EI: I once asked Suzy Kolber if there was an athlete she’d like to catch with his towel down, and she practically reached through the phone and gave me a forearm shiver.
AK: If I want to see something, I can see it at home. The only time I recall being even an observer in a conversation about body parts of players, it was my cameraman at NFL Films. It’s the men. Because hey, it’s all about size for you guys, right?
EI: Absolutely. I also understand there’s a secret behind your on-air interviews. Or should I say, beneath! Tell us about The Box.
AK: Oh, The Box! Well, from a technical standpoint, you never want to appear on television in any way that’s distracting. And a size discrepancy, when you’re five … do I have to tell the truth about this?
EI: You’re barely pushing five-foot-two, right?
AK: But that’s barefoot!
EI: Have you ever fallen off The Box?
AK: No, but [ex-Buffalo Bills QB] Jim Kelly tried to nudge me one time. That was after the Bills won the championship game. He never tried to do that after a Super Bowl, because, hello Jim, you never won a Super Bowl.
EI: Zing! Nice one! You once worked for WIP. Do you still know any of the Philly sports media types?
AK: You know what? Howard Eskin was one of the most supportive people of my career. When I was leaving NFL Films and going to ESPN, Howard brought me into the station, taught me how to read a teleprompter. I have a tremendous amount of respect for him.
EI: These days, he asks female callers how dinner’s coming along, and if they’ve finished the laundry.
AK: I don’t doubt that. It’ll kill Howard to hear anything nice about him.
EI: I think he learned something from you, too. The co-anchor on his TV show is, like, six-foot-five. Howard uses The Box.
AK: That’s hysterical. It’s good to know after all these years, I can give back to Howard Eskin!
EI: What does NBC have in store for its NFL coverage? I guess Janet Jackson won’t be performing?
AK: When you hear Al Michaels and John Madden, it’s like a Pavlovian response. You think big game. Their camaraderie is tremendous. I just have to make sure I don’t screw it up.

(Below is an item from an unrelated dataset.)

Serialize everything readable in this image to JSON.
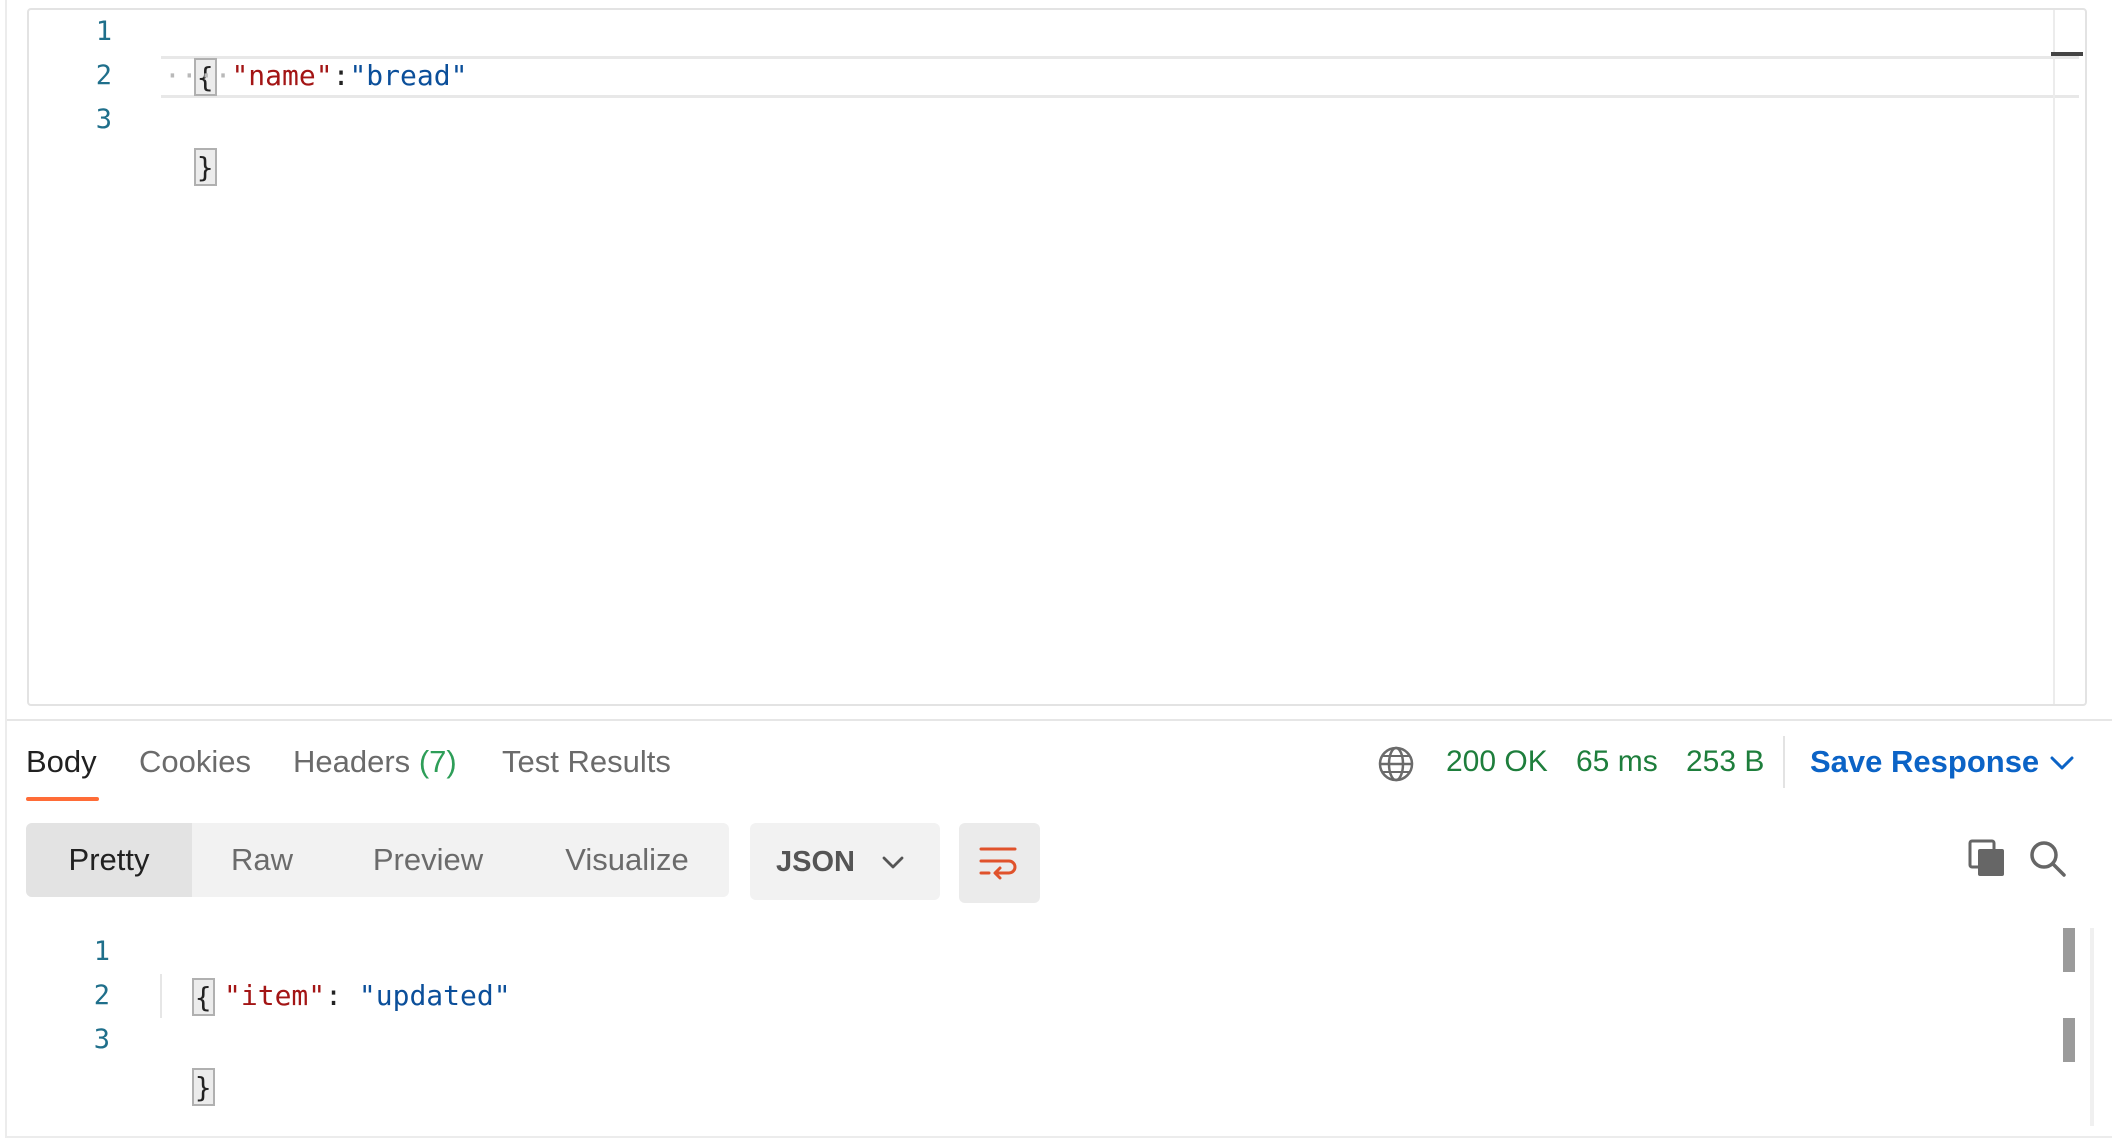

EI: Most sideline reporters — Tony Siragusa, for example — seem completely useless. Is the job that hard?
AK: I’ve never done the sidelines. If I had to follow someone like Lesley Visser, I couldn’t do it. She is the standard. But you can add from the sidelines. As John and Al told me, you have a different vantage point, literally and figuratively. To me, that’s key — what is germane to the game?
EI: Do you think John and Al were referencing The Box when they said you have a different vantage point?
AK: [lowers voice conspiratorially] Think how I might be able to surreptitiously weave my way around and no one will see me. “Hey, who’s that kid on the sideline?” The height is an advantage!
EI: Do you know about the Curse of Billy Penn?
AK: Fo fo fo?
AK: Fo fo fo? C’mon, Moses Malone? That was the last championship, correct?
EI: Yes! And then the Liberty Place towers went up —
AK: Taller than Billy Penn! That’s right.
EI: I just had a brainstorm. Put Billy Penn on The Box!
AK: But then sponsorships will come in. Reebok will want to get on The Box. Nike. You’d want to be neutral.
EI: When the day comes, can I hang with you during the parade? It’s gonna get a little crowded, and you’ll have a better view.
AK: Will you carry my Box?